SCITUATE — A cousin rowed for Dartmouth College, and two others pulled oars at the US Naval Academy.
“They’d come over and show me their blisters and say, ‘This is the coolest sport ever,’ ” recalled Emma Taylor.
That was the selling point? Painful, unsightly blisters?
“It wasn’t,” she said. “There were blisters all over their hands. I was not into it, but I was told it did well for them. They loved it so much and I could see they loved it.”
It did not sound like the greatest endorsement, but Taylor eventually bought in. It turns out it was one of her best buys ever.

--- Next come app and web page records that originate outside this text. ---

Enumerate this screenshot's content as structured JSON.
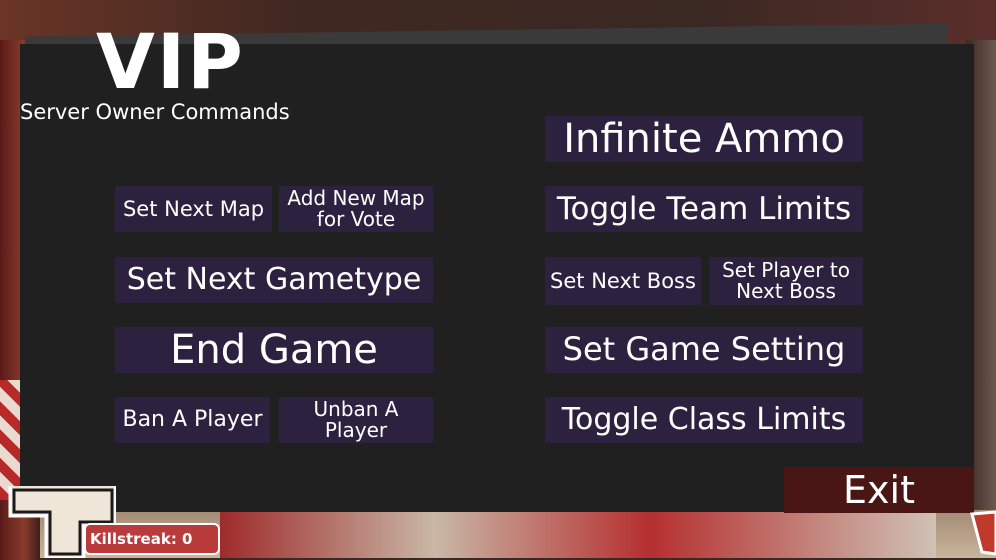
{
  "header": {
    "title": "VIP",
    "subtitle": "Server Owner Commands"
  },
  "left_column": {
    "set_next_map": "Set Next Map",
    "add_new_map_for_vote": "Add New Map\nfor Vote",
    "set_next_gametype": "Set Next Gametype",
    "end_game": "End Game",
    "ban_a_player": "Ban A Player",
    "unban_a_player": "Unban A\nPlayer"
  },
  "right_column": {
    "infinite_ammo": "Infinite Ammo",
    "toggle_team_limits": "Toggle Team Limits",
    "set_next_boss": "Set Next Boss",
    "set_player_to_next_boss": "Set Player to\nNext Boss",
    "set_game_setting": "Set Game Setting",
    "toggle_class_limits": "Toggle Class Limits"
  },
  "exit_label": "Exit",
  "hud": {
    "killstreak": "Killstreak: 0"
  },
  "colors": {
    "panel": "#202020",
    "button": "#2d2140",
    "exit_button": "#4a1515",
    "killstreak_badge": "#b93b3b"
  }
}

‘I can’t imagine what I’d be doing if I were not rowing. It’s such a big part of who I am.’
That was five years ago.
The Scituate teen joined the crew team as a freshman at Thayer Academy in Braintree, became a two-time team MVP, and cocaptained the squad as a senior, graduating cum laude.
Last season, as a freshman on the crew team at Bates College, she was selected as the program’s top first-year rower by the coaching staff.

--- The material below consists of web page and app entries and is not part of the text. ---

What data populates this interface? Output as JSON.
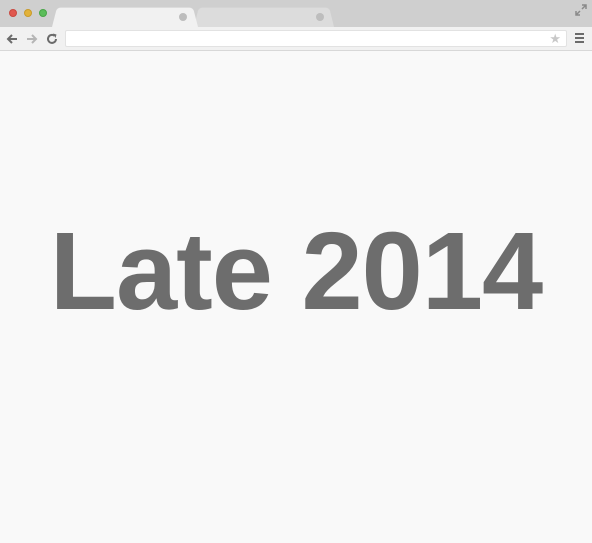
{
  "browser": {
    "tabs": [
      {
        "label": "",
        "active": true
      },
      {
        "label": "",
        "active": false
      }
    ],
    "address_bar": {
      "value": ""
    },
    "icons": [
      "close-window-icon",
      "minimize-window-icon",
      "maximize-window-icon",
      "expand-icon",
      "back-arrow-icon",
      "forward-arrow-icon",
      "reload-icon",
      "star-icon",
      "menu-icon"
    ]
  },
  "content": {
    "headline": "Late 2014"
  },
  "colors": {
    "headline": "#6d6d6d",
    "background": "#f9f9f9",
    "tabstrip": "#cfcfcf"
  }
}
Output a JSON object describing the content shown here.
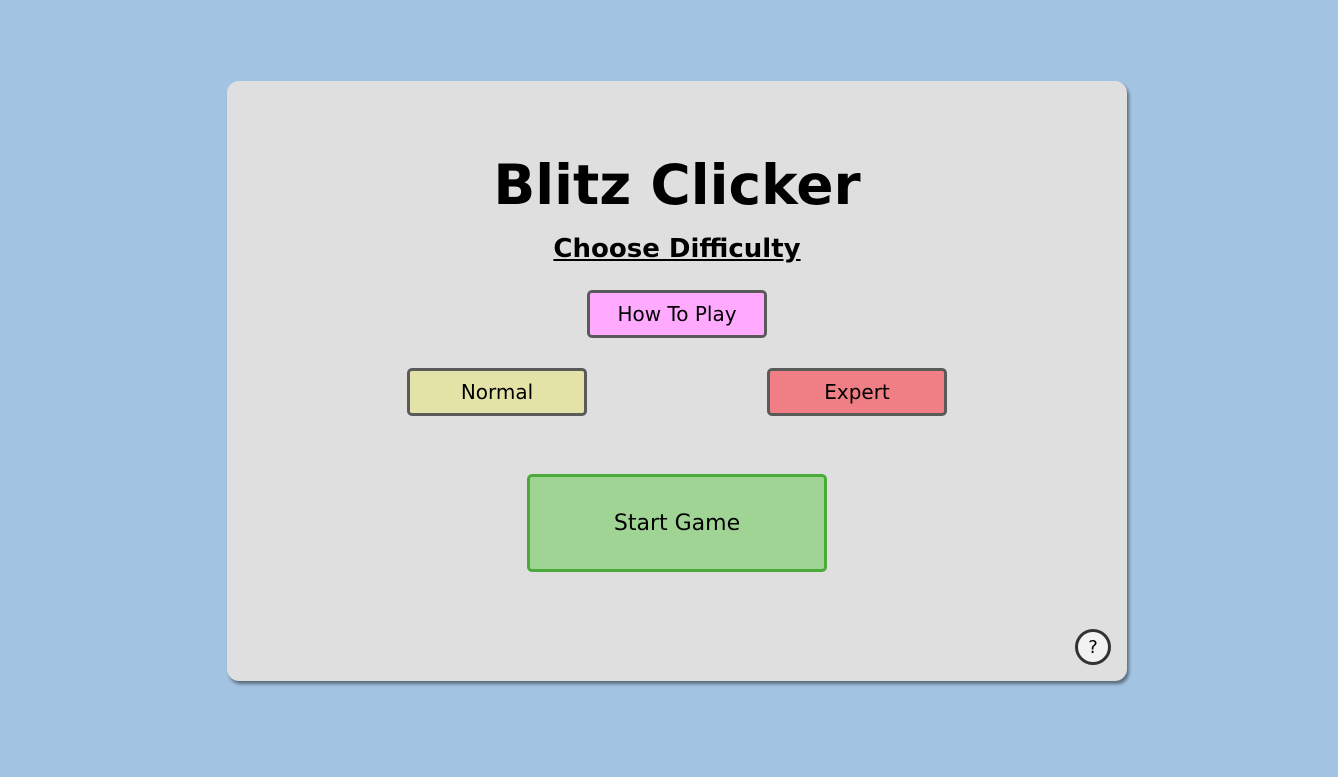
{
  "game": {
    "title": "Blitz Clicker",
    "subtitle": "Choose Difficulty",
    "how_to_play_label": "How To Play",
    "difficulties": [
      {
        "label": "Normal",
        "color": "#e3e3a8"
      },
      {
        "label": "Expert",
        "color": "#ef7f84"
      }
    ],
    "start_label": "Start Game",
    "help_icon_label": "?"
  },
  "colors": {
    "background": "#a3c3e3",
    "panel": "#dfdfdf",
    "how_to_play": "#ffaaff",
    "start": "#9fd494",
    "start_border": "#4aaa3a"
  }
}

The 5-foot-8 oarswoman was a positive factor as the Bobcats finished second — for the fifth straight spring — to NESCAC rival Williams College at the NCAA Division 3 championship regatta June 1 in Indianapolis.
Earlier, with Taylor in the three seat, Bates’s second varsity 8 boat placed second at the New England Championship on Lake Quinsigamond in Worcester.
On the eve of her sophomore year in Lewiston, Maine, the 19-year-old Taylor is hooked on the sport.
What is the attraction?
“Racing. And that feeling you get after a race in which you’ve done well,” she said.
“You’ve given 110 percent and you get that euphoria from doing well, that you came out on top. Even if you just did well [and didn’t win], it’s a great feeling.
“I can’t imagine what I’d be doing if I were not rowing. It’s such a big part of who I am. I played soccer for a long time,” as a youth in Scituate, and as a goalie all four years at Thayer, “but I was never as passionate about soccer as I am about rowing.”
Taylor said it takes “a certain type” to row.
John Cotter, her coach at Thayer, agreed, noting that “rowers are much more low key [than other athletes],” he said.
“They’re intense in terms of competition — they’ve got determination and a strong work ethic — but they’re not loud. No Charles Barkleys are rowing. Emma’s personality lent itself to the rowing dynamic. She has an even temperament, she’s a hard worker and very group-oriented. She was able to transfer her strength and energy into boat speed. I’m not surprised she’s competing at the collegiate level.”
Bates has qualified via the regionals for the NCAAs for seven consecutive years, but Williams has been a roadblock the last five.
Who will stop the reign? Taylor vowed to do her part in putting Bates on the victory stand.
“It will happen,” said Taylor, who prepared for the 2013-14 season by working this summer as a rowing instructor at Cohasset Maritime Institute.
Before her initial visit, she told Bates coach Peter Steenstra, “ ‘You’re going to want me on the team because we’re going to beat Williams.’ He said, ‘That’s a lot of cheek.’ And I said, ‘It’s a promise I intend to keep.’ ”
Steenstra said that when Taylor sits in the boat, she knows “it’s time to be quiet and get down to work.”
“But as soon as we hit the dock, she hops up and her smile turns right back on. Although she’s physically exhausted then, she continues to be a positive ball of energy: happy, smiley, and bubbly.”
The path to the 2014 NCAAs begins with the fall season, which this year features only two events: the legendary Head of the Charles Regatta Oct. 19 and 20 in Boston and Cambridge, and the CBB Chase (for Maine archrivals Colby, Bates, and Bowdoin), technically a scrimmage, Oct. 26 at Waterville.
The spring schedule will be busy and include the President’s Cup contested by the CBB colleges, the New England Regionals, ECAC National Invitational, and NCAAs.
As for those nasty blisters, Taylor will probably be free of them for the foreseeable future.
“When you’re new to rowing, your hands get ripped up as if they’re in a cheese grater. Blisters,” she said. “When you’ve rowed awhile, you get calluses and then fewer and fewer blisters form.”
Now that is a selling point.